After coffee and breakfast, we went on a short walk along the lakeshore, and then it was time to break camp. Guess who got that job? By 10 a.m. we were loaded up and back on the forest road 7.5 miles away from where we parked the van. Again it was a quiet and peaceful ride back, only interrupted by Sloane needing to pee three more times. But I can’t complain, she’s such a trooper. The whole ride there and all the way back she didn’t utter a single complaint, in fact, she just sat back and enjoyed the experience. And so did I.
Reflections from Dad
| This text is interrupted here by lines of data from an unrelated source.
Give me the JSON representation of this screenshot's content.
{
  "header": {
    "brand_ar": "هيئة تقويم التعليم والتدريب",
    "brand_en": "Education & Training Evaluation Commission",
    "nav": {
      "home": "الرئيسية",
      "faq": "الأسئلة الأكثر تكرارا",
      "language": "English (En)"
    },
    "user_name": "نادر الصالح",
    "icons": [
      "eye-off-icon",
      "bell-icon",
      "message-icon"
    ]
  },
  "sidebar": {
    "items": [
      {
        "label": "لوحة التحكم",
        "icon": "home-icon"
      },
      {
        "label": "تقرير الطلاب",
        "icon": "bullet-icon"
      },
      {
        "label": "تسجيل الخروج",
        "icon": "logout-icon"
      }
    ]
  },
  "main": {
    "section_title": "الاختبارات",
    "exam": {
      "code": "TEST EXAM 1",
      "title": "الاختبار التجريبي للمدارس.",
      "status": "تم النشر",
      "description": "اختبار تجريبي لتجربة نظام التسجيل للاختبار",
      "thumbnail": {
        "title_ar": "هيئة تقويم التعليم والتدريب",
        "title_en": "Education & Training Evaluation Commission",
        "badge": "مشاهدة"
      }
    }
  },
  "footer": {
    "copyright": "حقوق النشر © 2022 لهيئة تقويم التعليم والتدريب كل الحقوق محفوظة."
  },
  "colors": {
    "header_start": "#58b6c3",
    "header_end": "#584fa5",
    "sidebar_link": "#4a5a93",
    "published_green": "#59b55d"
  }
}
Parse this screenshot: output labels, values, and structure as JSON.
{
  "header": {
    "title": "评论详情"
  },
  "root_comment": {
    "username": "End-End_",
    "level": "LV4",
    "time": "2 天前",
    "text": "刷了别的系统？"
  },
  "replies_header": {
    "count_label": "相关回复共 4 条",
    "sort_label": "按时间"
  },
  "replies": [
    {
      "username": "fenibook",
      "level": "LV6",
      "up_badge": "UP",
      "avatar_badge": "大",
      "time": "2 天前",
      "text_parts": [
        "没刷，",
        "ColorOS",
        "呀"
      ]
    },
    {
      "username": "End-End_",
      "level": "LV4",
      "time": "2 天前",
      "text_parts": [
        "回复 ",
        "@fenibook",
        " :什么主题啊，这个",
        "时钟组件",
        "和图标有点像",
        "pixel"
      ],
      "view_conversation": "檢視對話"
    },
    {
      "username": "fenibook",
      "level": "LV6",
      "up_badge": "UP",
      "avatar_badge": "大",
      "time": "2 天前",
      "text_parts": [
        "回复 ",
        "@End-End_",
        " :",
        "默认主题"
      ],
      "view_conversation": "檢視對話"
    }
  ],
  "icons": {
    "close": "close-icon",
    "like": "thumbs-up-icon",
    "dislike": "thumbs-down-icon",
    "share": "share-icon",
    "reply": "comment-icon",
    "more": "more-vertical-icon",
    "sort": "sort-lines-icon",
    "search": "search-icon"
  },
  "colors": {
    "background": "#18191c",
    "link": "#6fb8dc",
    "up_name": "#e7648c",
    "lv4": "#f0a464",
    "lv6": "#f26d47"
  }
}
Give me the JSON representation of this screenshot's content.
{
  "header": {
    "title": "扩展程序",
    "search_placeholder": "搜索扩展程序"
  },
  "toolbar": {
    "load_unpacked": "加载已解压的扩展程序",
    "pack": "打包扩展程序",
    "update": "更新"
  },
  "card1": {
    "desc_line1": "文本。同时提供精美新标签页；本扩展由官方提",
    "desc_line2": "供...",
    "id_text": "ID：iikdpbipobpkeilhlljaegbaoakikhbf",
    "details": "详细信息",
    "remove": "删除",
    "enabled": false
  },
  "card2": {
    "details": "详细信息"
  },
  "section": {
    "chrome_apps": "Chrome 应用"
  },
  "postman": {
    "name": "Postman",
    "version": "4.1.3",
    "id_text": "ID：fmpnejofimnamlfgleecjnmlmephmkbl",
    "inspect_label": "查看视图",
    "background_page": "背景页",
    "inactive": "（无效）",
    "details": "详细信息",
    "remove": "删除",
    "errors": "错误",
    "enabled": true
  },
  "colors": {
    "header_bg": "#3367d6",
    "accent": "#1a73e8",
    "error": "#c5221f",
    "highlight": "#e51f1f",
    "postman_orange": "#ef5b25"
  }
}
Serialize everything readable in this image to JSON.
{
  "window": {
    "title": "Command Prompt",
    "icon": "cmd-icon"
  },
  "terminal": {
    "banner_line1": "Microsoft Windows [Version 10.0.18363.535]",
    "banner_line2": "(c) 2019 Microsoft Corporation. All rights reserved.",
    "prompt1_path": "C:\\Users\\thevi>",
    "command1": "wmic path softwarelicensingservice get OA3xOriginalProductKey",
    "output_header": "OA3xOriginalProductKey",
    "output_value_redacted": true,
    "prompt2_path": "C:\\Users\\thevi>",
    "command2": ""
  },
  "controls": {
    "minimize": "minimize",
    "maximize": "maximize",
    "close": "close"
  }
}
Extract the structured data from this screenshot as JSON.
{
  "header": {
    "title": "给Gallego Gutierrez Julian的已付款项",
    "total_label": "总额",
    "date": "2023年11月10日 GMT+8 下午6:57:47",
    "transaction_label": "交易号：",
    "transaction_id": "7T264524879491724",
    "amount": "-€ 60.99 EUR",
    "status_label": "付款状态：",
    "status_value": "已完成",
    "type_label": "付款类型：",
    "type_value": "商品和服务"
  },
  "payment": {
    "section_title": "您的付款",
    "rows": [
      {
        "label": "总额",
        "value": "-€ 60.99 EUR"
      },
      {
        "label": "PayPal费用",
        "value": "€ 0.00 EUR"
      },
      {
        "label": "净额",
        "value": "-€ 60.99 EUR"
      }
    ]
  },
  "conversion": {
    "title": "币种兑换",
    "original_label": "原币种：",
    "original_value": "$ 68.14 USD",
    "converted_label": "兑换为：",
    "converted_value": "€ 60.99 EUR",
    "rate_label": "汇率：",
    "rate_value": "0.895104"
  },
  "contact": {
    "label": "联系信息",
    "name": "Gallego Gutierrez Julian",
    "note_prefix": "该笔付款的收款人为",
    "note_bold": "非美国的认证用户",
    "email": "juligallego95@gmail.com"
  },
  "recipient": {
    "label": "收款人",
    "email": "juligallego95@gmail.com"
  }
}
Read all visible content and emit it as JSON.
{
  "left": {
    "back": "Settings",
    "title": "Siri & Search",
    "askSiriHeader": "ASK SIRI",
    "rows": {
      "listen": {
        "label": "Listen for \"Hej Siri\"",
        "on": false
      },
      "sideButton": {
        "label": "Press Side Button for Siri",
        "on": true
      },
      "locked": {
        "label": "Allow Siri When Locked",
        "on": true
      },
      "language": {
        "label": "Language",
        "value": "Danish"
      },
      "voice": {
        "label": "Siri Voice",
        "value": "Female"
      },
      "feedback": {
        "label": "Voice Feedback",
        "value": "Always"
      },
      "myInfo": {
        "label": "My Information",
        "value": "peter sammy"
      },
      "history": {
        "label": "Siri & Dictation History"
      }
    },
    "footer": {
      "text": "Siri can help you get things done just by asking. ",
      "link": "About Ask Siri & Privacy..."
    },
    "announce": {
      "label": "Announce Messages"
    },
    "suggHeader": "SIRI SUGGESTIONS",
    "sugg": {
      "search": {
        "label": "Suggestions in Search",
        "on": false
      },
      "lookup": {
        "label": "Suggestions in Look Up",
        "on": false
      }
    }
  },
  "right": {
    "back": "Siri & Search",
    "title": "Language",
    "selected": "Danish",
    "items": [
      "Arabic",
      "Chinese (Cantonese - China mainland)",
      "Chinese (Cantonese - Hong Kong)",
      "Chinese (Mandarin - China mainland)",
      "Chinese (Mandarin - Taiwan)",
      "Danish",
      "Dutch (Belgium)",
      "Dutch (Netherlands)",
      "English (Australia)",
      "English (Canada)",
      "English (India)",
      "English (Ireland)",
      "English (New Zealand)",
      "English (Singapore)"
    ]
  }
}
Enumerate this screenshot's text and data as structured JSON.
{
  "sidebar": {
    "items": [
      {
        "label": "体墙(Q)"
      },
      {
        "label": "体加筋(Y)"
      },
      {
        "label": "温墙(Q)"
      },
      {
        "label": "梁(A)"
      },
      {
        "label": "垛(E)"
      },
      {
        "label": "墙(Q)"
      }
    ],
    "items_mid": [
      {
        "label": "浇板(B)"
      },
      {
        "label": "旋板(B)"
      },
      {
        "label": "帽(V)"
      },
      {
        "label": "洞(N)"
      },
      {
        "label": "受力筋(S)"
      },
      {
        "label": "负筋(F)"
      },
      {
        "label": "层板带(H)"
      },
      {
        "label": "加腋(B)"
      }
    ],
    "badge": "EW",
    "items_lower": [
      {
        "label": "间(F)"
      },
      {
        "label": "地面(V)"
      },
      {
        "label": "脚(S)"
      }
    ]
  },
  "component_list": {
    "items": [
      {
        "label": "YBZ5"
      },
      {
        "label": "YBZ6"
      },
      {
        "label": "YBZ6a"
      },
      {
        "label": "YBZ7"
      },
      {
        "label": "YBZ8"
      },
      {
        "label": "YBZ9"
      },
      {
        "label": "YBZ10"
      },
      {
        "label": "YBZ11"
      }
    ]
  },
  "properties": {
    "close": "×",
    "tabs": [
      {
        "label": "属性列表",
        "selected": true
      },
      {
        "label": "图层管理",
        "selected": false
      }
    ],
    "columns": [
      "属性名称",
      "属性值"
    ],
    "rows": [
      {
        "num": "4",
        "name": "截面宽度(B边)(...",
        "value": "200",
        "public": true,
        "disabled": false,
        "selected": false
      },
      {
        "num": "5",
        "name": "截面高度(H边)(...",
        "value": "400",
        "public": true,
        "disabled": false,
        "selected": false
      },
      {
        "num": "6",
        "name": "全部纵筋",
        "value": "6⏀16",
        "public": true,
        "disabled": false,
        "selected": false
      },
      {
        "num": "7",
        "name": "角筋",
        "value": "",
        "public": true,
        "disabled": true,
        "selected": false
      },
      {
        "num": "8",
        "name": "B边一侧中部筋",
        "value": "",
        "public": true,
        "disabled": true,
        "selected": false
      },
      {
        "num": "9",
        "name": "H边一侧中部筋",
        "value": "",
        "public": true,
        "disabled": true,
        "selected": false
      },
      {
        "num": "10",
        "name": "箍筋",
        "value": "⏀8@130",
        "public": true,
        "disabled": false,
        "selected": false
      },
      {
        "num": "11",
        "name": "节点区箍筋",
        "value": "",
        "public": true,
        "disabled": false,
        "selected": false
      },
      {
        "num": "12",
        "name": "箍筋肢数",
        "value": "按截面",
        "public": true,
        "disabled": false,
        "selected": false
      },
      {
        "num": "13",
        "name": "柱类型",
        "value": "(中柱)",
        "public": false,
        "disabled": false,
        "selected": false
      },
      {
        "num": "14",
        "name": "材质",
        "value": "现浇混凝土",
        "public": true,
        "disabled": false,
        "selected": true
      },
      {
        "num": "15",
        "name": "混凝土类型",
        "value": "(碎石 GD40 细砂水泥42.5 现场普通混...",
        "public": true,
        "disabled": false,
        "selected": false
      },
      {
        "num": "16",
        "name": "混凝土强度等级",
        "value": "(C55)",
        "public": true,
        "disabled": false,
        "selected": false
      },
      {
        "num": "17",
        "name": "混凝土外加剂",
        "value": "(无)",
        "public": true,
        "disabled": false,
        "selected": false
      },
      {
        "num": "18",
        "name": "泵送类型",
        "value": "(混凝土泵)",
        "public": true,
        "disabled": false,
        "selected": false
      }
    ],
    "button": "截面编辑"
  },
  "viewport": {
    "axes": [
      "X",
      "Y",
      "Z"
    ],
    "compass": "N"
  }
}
As parents, it’s our job to introduce our kids to the outdoors. No one is going to do it for you. Our way of life is rapidly moving away from the natural world in lieu of manicured outdoor spaces, riddled with guidelines for proper use. I believe we are doing our children a disservice by not giving them the opportunity for unstructured recreation in the outdoors. There’s no simulations that can satisfy the young human’s body and mind the way that can be done in an unstructured environment, and to not provide this opportunity handicaps their development. Richard Louv coined the phrase “Nature Deficit Disorder” in his book Last Child in the Woods, which I highly recommend for parents if you’re also concerned with such matters.
I can’t say with exactness the long-term benefits that Sloane will derive from this trip, but I can take some guesses. I believe Sloane’s silence on the ride was because she was fully stimulated. Her mind, body, and all of her senses were activated. If she’s anything like her dad, this has a calming effect. I believe she is seeing how capable she is, and as a parent, I want to facilitate her belief that she can accomplish anything. In order for her to learn this, I need to be willing to give her the space to see, do, experiment, and yes, even fail. Failure is a part of life, so is learning from our failures or shortcomings, and the only way to develop these skills is to be allowed to experience them and grow from them. I believe this process starts from a very young age. When Sloane is old enough to attend first grade, I believe she will have confidence and an understanding of herself that most kids her age were deprived of.
I should also mention that there is a selfish component to this, too. I can think of no greater joy than introducing my kids to the outdoors and having them join me with their own enthusiasm. I’m laying the groundwork for what I hope is a lifetime of adventuring with my girls. Check back with me in 10-20 years and I’ll let you know how it goes!
Patrick is the host of the Bikes or Death podcast, which is now on its 58th episode. Find all the episodes on BikesorDeath.com.
Please keep the conversation civil, constructive, and inclusive, or your comment will be removed.